_What to work on_: Return every line of the records that includes the string "Planner".

(Element data from apps and pages)

-- Opening Marker --

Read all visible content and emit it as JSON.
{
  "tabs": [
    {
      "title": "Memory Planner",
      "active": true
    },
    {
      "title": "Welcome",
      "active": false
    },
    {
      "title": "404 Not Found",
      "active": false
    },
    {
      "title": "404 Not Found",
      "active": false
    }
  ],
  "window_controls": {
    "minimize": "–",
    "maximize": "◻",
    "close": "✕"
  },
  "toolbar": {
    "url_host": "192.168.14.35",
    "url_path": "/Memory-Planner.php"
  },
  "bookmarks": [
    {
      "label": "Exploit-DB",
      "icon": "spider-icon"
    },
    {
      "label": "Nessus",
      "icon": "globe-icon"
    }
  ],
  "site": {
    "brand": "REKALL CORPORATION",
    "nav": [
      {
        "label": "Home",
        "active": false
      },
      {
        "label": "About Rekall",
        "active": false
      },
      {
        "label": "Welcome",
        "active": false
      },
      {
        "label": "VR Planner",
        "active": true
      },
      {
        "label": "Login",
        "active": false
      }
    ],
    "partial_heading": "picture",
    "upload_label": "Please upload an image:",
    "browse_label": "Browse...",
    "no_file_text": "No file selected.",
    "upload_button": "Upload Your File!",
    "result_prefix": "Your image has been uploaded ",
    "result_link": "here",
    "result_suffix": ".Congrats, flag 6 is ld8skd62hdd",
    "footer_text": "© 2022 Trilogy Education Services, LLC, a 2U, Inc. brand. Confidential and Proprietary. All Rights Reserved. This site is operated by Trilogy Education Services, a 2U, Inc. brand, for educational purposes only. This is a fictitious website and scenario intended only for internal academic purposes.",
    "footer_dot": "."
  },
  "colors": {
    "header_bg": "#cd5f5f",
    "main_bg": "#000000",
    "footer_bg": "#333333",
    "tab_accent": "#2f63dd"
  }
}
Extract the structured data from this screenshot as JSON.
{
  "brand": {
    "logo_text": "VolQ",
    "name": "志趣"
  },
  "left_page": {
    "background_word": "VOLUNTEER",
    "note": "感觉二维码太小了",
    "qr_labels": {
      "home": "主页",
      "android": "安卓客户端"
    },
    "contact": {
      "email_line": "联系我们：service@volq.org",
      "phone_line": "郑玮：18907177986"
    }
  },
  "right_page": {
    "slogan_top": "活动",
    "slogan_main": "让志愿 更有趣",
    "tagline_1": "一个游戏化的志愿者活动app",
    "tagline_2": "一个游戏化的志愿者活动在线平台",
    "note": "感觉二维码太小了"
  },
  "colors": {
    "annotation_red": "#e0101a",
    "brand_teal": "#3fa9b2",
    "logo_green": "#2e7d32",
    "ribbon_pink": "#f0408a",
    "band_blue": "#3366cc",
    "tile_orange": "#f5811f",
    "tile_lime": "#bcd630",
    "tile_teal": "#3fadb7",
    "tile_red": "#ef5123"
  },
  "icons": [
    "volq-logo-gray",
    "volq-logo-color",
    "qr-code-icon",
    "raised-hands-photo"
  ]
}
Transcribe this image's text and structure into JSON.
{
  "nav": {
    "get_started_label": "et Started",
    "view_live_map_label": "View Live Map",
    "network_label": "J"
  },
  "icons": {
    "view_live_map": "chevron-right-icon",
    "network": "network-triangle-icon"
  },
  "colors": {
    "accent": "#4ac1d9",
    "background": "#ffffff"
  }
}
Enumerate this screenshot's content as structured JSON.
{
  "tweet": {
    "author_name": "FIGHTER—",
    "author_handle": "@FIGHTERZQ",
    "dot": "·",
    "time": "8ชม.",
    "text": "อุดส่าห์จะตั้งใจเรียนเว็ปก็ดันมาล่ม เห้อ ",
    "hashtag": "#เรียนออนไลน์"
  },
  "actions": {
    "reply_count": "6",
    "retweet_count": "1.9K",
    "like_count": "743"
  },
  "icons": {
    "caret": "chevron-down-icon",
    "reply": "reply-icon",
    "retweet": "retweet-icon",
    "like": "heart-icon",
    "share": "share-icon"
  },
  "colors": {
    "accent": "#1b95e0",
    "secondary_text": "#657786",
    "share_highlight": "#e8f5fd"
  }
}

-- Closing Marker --

_Your solution_:
      "title": "Memory Planner",
    "url_path": "/Memory-Planner.php"
        "label": "VR Planner",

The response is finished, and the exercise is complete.